Zambia's former President Frederick Chiluba buried

Former Zambian President Frederick Chiluba (Feb 2008) President Frederick Chiluba tried to stand for a third term but stood down after huge protests

Related Stories

Zambia's former President Frederick Chiluba has been buried in the capital, Lusaka, following his death more than week ago.

Several hundred mourners, led by President Rupiah Banda, attended the funeral.

Mr Chiluba died at his home last weekend - the cause of death has not been made public.

He led Zambia to multi-party democracy in 1991, but his presidency was dogged by allegations of corruption.

The BBC's Mutuna Chanda in Lusaka says many Zambians believe Mr Chiluba's flaws should be overlooked and he should be remembered for ending one-party rule.

He was buried alongside ex-President Levy Mwanawasa, at a cemetery reserved for former presidents.

Mr Mwanawasa, who was Mr Chiluba's successor, died in 2008.

Thousands of people watched Mr Chiluba's funeral on state television and on giant screens across the country.
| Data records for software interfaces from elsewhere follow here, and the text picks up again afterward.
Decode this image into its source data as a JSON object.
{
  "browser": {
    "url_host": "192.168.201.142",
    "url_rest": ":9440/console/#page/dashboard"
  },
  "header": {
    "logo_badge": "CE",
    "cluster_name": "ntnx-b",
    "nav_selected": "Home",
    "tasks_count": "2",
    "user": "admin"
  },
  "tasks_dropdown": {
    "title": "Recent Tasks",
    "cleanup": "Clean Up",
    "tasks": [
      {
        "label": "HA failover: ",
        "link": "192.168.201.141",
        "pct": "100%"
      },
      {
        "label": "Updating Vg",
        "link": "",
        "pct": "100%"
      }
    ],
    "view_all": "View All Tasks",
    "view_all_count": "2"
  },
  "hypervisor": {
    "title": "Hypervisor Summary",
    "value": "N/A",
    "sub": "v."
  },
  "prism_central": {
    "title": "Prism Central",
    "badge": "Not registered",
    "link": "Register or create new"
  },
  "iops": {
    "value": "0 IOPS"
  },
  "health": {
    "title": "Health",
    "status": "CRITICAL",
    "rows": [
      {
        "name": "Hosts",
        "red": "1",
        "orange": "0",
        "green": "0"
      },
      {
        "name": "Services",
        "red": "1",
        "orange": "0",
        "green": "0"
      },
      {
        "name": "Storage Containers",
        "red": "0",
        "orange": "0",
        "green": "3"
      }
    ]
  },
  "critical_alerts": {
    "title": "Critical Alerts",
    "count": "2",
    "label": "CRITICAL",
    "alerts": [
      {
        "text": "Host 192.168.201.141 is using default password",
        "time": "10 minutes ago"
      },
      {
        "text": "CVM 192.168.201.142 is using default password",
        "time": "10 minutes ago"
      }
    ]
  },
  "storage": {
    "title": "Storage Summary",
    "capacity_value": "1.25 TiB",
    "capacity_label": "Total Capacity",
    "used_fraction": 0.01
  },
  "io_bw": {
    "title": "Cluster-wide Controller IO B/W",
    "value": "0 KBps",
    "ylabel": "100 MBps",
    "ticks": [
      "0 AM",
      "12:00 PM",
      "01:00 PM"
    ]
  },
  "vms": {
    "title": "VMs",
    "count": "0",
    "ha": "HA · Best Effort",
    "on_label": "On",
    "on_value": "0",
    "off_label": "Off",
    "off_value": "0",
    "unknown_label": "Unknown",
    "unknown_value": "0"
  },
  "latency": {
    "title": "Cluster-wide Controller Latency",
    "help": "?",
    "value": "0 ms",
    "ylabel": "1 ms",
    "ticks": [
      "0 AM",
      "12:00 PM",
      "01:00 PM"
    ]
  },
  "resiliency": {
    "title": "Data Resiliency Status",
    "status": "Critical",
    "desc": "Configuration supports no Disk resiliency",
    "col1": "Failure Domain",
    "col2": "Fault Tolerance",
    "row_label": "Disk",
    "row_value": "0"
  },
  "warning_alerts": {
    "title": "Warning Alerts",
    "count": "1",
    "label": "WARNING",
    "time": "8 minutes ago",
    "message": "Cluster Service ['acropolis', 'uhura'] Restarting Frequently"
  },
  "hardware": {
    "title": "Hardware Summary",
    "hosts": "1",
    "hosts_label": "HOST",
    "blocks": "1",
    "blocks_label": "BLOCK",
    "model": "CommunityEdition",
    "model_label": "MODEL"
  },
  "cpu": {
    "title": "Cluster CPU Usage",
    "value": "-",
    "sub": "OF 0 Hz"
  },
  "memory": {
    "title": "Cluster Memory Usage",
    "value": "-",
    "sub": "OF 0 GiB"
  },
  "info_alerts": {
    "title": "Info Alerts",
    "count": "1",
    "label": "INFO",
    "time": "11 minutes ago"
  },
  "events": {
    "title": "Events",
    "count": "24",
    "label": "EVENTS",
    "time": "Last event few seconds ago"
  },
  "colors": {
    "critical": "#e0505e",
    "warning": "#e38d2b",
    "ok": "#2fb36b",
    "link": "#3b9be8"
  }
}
The main foreign dignitaries at the funeral were the Democratic Republic of Congo's President Joseph Kabila and Zimbabwe's Prime Minister Morgan Tsvangirai.

Fraud conviction

Mr Chiluba led protests which forced former President Kenneth Kaunda to end one-party rule and then defeated Mr Kaunda in 1991 elections.

He also opened up Zambia to foreign investors.

But he was mired in corruption scandals and was accused of taking an authoritarian approach to his political opponents, firing critical colleagues and jailing outspoken journalists.

He attempted to alter the constitution so he could run for a third term in office in 2001, but stood down after huge public protests.

Mr Chiluba was prosecuted for alleged embezzlement in 2002 but acquitted after a six-year trial.

In 2007, he was convicted of fraud by a London court and ordered to repay $58m (£36m) in embezzled funds, but the ruling was never enforced in Zambia.

He spent his final years at his residence in Lusaka, confined by ill health and the confiscation of his passport by the authorities.

More on This Story

Related Stories

More Africa stories



BBC © 2014 The BBC is not responsible for the content of external sites. Read more.

This page is best viewed in an up-to-date web browser with style sheets (CSS) enabled. While you will be able to view the content of this page in your current browser, you will not be able to get the full visual experience. Please consider upgrading your browser software or enabling style sheets (CSS) if you are able to do so.